Milberg Weiss already has lost one of its prominent clients -- the Ohio Tuition Trust Authority -- and legal analysts said judges may be reluctant to appoint the firm to represent large classes of investors while the indictment is pending because it might not be around for the duration of the case. "From a purely instrumental standpoint, as opposed to a moral one, what happens if they lose the federal case? Who is going to represent the class?" asked University of Texas law professor Henry T.C. Hu.
Even some of Milberg Weiss's longtime ideological adversaries, such as the editorial page of the Wall Street Journal, have expressed concern about the Justice Department's choice of tactics, though they applauded efforts to crack down on class-action fraud.
"In very general terms, we are not in favor of indicting companies, whether they are law firms or chemical manufacturers, when individuals are more closely identifiable with the" alleged crime, said Darren McKinney, spokesman for the American Tort Reform Association.
Some observers have raised concerns that the firm may be being singled out because of politics and ideology. Milberg Weiss, which has 560 pending cases and has wrung more than $45 billion out of corporate opponents since 1965, is not only the country's best known plaintiff's law firm, but is also roundly despised by many Republican policymakers.

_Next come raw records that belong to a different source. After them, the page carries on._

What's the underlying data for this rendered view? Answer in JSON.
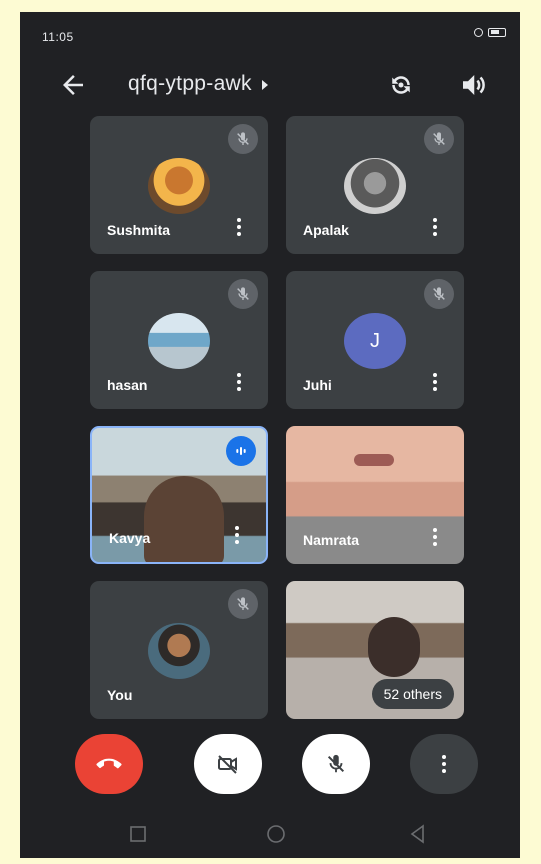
{
  "status": {
    "time": "11:05"
  },
  "meeting": {
    "title": "qfq-ytpp-awk"
  },
  "participants": [
    {
      "name": "Sushmita"
    },
    {
      "name": "Apalak"
    },
    {
      "name": "hasan"
    },
    {
      "name": "Juhi",
      "initial": "J"
    },
    {
      "name": "Kavya"
    },
    {
      "name": "Namrata"
    },
    {
      "name": "You"
    }
  ],
  "others": {
    "label": "52 others"
  },
  "colors": {
    "background": "#202124",
    "tile": "#3c4043",
    "end_call": "#ea4335",
    "active_speaker": "#8ab4f8",
    "juhi_avatar": "#5c6bc0"
  },
  "icons": {
    "back": "arrow-left-icon",
    "flip": "flip-camera-icon",
    "speaker": "speaker-icon",
    "mic_off": "mic-off-icon",
    "speaking": "speaking-icon",
    "end_call": "end-call-icon",
    "camera_off": "camera-off-icon",
    "more": "more-vert-icon"
  }
}
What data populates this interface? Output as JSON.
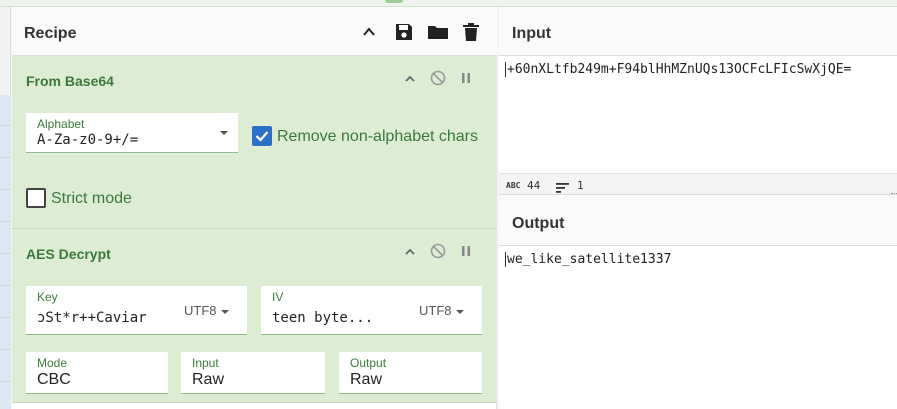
{
  "recipe": {
    "title": "Recipe"
  },
  "operations": [
    {
      "title": "From Base64",
      "alphabet_label": "Alphabet",
      "alphabet_value": "A-Za-z0-9+/=",
      "remove_label": "Remove non-alphabet chars",
      "remove_checked": true,
      "strict_label": "Strict mode",
      "strict_checked": false
    },
    {
      "title": "AES Decrypt",
      "key_label": "Key",
      "key_value": "ɔSt*r++Caviar",
      "key_encoding": "UTF8",
      "iv_label": "IV",
      "iv_value": "teen byte...",
      "iv_encoding": "UTF8",
      "mode_label": "Mode",
      "mode_value": "CBC",
      "input_label": "Input",
      "input_value": "Raw",
      "output_label": "Output",
      "output_value": "Raw"
    }
  ],
  "input": {
    "title": "Input",
    "text": "+60nXLtfb249m+F94blHhMZnUQs13OCFcLFIcSwXjQE=",
    "length": "44",
    "lines": "1"
  },
  "output": {
    "title": "Output",
    "text": "we_like_satellite1337"
  },
  "colors": {
    "accent_green": "#3a7a3a",
    "op_background": "#dcedd4",
    "checkbox_blue": "#2a6fc9"
  }
}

"Within this administration, there seems to be much greater hostility towards the kinds of class-action lawsuits Milberg Weiss was doing [than in other administrations]. It's hard to know if it's just a coincidence because this is a really novel prosecution," said Barry Boss, a District defense attorney.
According to the nonpartisan Center for Responsive Politics, Milberg Weiss lawyers including Bershad, Schulman and the other living named partner, Melvyn I. Weiss, have given a total of $2.8 million to federal Democratic candidates since 1999, compared with $23,000 to Republicans.